The numbers for the Index of Industrial Production (IIP) for August 2009, released yesterday, reinforce the perception that the recovery is gaining strength. The June numbers provided the first sign of a better-than-tepid recovery, with the index showing 8.2 per cent growth (up from 2.1 per cent in May). In July, both the overall index and the manufacturing sector, which comprises about 80 per cent of the index, grew by a reasonably healthy 6.8 per cent (now revised to 7.2 per cent) over July 2008. The August numbers are significantly more buoyant, with the overall index growing by 10.4 per cent over August 2008 and the manufacturing sector coming in a shade lower at 10.2 per cent. This takes growth in the index for the June-August 2009 period to 8.6 per cent, which should set at rest any doubts that remain about the strength of the recovery. In the same three months of 2008, growth had averaged no more than 4.5 per cent. Then, the business cycle was turning down; now it is clearly turning up. The coming months could well see accelerated growth, helped by the low base of the corresponding months in 2008.
It is reassuring that the recovery is broad-based. Fourteen of the 17 segments of the manufacturing sector saw growth during August 2009, with seven of these 14 registering double-digit growth. The largest segment, Chemicals, accounting for almost 14 per cent of the index, grew by 14.7 per cent. Two important segments, Transportation Equipment and Machinery & Equipment, grew by 13.8 per cent and 14.2 per cent, respectively. The former’s numbers are borne out by data from the automobile industry, which indicate that long waiting lists are forming for some popular models. Most striking is the very significant turnaround in Textile Products, which includes garments. Badly hit by the fall in exports over the past several months, this segment clocked a 16.4 per cent growth rate over August 2008. Exports may have recovered slightly, but the bulk of this turnaround is attributable to a recovery in domestic demand. From the use-based perspective, Consumer Durables continued their remarkable run of the past few months, showing 22.3 per cent growth during August. This has generally been attributed to the increased spending power provided by the Pay Commission. Since the pay hikes are still being rolled out across state government and other public sector employees, the contribution of this segment to overall growth is likely to persist for some time.
From a policy perspective, the August numbers are both a relief and a challenge. For the finance ministry, buoyancy in production should increase excise tax revenues and the higher profitability that these numbers suggest will contribute to increases in direct tax collections. On the other hand, the Reserve Bank of India could well be on the threshold of raising interest rates and reining in liquidity.
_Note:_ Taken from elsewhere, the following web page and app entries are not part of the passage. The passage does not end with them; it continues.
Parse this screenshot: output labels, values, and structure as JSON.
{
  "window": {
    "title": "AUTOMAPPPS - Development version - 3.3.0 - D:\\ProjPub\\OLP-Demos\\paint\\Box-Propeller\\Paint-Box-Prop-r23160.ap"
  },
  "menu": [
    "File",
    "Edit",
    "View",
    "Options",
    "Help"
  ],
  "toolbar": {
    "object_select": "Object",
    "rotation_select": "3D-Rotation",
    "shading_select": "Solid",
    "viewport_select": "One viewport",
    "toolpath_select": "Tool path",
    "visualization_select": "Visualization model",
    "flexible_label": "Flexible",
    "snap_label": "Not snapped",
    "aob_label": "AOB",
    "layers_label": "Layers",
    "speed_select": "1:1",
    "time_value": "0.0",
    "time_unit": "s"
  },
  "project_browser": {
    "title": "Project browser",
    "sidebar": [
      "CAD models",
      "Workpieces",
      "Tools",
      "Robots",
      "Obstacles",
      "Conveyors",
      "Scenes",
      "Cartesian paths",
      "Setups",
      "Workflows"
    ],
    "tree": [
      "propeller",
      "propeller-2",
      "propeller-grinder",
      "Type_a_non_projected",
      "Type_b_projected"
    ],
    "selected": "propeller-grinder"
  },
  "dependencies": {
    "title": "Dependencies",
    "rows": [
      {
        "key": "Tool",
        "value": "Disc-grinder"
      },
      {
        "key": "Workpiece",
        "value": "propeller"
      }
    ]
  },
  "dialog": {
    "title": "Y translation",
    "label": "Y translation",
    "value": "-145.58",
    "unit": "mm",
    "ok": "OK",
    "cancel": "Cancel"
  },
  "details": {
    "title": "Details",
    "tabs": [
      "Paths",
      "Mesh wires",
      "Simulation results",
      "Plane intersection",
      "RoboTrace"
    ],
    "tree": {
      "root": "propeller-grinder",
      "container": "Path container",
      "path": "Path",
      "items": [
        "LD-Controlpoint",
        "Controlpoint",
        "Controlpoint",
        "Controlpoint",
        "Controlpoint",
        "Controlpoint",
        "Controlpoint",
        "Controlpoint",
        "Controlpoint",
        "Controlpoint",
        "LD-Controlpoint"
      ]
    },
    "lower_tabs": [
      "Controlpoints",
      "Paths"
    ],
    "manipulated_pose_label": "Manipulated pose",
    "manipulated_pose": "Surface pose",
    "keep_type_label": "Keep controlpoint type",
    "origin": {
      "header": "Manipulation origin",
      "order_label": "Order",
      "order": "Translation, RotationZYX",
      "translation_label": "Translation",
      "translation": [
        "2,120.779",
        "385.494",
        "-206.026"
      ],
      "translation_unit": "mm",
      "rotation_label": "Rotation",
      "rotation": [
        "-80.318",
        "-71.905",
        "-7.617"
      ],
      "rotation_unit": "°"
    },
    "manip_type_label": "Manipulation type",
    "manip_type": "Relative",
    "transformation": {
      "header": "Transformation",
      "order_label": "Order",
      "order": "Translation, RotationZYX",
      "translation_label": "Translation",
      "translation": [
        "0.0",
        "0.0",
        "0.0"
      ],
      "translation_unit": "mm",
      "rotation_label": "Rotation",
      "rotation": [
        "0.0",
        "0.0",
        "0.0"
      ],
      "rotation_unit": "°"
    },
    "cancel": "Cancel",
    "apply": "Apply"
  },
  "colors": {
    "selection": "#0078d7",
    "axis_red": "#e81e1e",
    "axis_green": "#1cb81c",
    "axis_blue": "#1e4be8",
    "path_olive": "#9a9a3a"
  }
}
There are few expectations that this will be done during the next quarterly announcement, scheduled for end-October, but numbers like this may strengthen the case that sooner is better than later.